(Page and application data records)
********
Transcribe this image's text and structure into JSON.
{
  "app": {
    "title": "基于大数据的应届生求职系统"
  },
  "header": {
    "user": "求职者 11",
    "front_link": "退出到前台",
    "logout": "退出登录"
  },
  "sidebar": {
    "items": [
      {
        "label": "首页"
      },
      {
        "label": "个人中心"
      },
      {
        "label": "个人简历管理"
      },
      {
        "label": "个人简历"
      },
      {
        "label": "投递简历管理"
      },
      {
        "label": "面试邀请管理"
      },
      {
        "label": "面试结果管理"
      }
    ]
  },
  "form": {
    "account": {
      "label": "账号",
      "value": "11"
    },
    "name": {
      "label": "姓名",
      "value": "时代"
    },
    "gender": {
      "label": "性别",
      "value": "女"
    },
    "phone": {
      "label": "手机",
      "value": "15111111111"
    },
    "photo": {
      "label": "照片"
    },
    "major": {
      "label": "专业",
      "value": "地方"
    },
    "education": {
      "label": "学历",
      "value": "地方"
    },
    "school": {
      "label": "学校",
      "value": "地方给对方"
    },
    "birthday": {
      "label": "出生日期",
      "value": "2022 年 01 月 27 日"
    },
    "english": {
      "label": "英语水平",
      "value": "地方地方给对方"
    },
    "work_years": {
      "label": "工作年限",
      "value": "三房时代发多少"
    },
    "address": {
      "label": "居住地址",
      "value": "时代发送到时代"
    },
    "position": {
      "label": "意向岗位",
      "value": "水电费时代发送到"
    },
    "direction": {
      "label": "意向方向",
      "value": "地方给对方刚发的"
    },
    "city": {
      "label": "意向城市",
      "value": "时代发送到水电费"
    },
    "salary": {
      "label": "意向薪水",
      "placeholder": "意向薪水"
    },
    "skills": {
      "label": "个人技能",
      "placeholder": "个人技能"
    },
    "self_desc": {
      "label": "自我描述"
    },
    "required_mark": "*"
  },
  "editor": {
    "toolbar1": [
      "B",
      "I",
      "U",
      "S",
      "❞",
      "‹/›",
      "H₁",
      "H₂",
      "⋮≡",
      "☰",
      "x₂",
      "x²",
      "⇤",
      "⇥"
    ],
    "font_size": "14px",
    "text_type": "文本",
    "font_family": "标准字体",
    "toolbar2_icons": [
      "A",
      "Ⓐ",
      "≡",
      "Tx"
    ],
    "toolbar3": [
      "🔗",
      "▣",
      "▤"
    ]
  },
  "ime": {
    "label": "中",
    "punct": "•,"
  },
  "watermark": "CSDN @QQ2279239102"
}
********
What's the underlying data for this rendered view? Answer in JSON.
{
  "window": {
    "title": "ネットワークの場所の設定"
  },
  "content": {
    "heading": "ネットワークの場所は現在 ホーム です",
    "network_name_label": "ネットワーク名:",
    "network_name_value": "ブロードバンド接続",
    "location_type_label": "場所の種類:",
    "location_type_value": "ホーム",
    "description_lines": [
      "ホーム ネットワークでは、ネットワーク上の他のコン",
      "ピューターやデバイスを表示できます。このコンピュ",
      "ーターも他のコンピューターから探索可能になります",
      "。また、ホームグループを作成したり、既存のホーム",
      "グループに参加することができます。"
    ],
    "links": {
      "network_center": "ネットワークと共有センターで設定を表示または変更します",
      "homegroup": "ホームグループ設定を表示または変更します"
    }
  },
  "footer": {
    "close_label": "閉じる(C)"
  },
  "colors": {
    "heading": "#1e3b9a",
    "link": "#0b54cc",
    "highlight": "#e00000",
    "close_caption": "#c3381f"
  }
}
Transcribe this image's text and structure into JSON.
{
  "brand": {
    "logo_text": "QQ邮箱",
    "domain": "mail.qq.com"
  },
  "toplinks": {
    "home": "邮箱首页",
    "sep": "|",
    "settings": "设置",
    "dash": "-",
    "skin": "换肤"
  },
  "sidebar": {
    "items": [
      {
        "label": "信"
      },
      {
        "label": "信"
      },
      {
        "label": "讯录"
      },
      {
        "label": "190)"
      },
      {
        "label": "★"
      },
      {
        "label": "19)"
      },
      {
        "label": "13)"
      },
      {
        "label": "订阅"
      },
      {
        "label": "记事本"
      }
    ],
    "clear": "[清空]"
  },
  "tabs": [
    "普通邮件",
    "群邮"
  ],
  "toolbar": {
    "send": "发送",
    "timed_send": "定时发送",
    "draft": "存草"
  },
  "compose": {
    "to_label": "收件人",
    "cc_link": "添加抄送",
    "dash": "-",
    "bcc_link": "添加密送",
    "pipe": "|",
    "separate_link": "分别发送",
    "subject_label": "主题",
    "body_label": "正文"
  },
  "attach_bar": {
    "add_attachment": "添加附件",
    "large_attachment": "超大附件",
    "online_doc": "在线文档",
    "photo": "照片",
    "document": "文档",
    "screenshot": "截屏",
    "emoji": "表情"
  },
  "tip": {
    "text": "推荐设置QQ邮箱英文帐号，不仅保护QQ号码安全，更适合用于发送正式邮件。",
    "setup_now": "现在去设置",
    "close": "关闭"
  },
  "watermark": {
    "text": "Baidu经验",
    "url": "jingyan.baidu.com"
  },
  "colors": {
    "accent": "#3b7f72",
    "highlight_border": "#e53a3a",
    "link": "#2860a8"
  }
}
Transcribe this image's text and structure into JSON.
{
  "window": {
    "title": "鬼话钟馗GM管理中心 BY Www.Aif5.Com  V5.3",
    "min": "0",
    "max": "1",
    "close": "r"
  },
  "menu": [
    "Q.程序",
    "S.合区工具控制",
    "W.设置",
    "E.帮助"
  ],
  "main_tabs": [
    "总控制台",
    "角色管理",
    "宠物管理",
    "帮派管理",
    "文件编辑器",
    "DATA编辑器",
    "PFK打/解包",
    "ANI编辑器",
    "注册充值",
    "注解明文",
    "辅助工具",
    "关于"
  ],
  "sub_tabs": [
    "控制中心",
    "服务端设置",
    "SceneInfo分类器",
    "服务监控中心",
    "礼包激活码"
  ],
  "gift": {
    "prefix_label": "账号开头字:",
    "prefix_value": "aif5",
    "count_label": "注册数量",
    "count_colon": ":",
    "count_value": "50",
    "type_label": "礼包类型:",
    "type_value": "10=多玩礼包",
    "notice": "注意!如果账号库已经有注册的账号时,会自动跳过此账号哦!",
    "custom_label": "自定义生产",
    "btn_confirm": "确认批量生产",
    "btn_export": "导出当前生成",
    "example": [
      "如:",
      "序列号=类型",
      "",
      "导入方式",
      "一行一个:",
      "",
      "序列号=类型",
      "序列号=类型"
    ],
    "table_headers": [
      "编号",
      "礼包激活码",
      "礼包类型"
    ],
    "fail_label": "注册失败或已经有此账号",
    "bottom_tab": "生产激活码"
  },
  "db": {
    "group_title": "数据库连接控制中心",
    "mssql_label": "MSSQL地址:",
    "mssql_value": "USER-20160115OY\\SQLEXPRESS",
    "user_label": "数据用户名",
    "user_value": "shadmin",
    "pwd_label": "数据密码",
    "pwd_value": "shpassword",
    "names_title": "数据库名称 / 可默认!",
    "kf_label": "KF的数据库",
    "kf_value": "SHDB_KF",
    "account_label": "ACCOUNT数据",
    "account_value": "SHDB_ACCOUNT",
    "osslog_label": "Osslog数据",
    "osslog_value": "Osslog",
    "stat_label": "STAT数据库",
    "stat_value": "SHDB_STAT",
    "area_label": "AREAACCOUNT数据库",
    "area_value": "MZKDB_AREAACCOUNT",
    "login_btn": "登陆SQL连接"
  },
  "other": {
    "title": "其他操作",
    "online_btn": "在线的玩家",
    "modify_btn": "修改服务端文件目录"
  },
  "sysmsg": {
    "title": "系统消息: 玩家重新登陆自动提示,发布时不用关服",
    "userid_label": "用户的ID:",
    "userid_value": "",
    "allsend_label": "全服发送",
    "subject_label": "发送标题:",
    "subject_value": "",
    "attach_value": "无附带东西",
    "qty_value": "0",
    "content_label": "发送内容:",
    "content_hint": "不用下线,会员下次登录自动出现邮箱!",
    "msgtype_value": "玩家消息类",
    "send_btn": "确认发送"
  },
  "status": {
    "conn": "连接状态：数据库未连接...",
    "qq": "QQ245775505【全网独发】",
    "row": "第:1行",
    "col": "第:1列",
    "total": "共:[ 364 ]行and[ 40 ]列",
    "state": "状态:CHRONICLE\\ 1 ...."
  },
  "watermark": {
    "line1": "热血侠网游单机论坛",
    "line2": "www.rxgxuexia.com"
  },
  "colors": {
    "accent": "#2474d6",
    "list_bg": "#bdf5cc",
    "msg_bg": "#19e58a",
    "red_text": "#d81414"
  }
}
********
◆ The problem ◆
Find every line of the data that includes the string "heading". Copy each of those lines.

◆ Answer area ◆
    "heading": "ネットワークの場所は現在 ホーム です",
    "heading": "#1e3b9a",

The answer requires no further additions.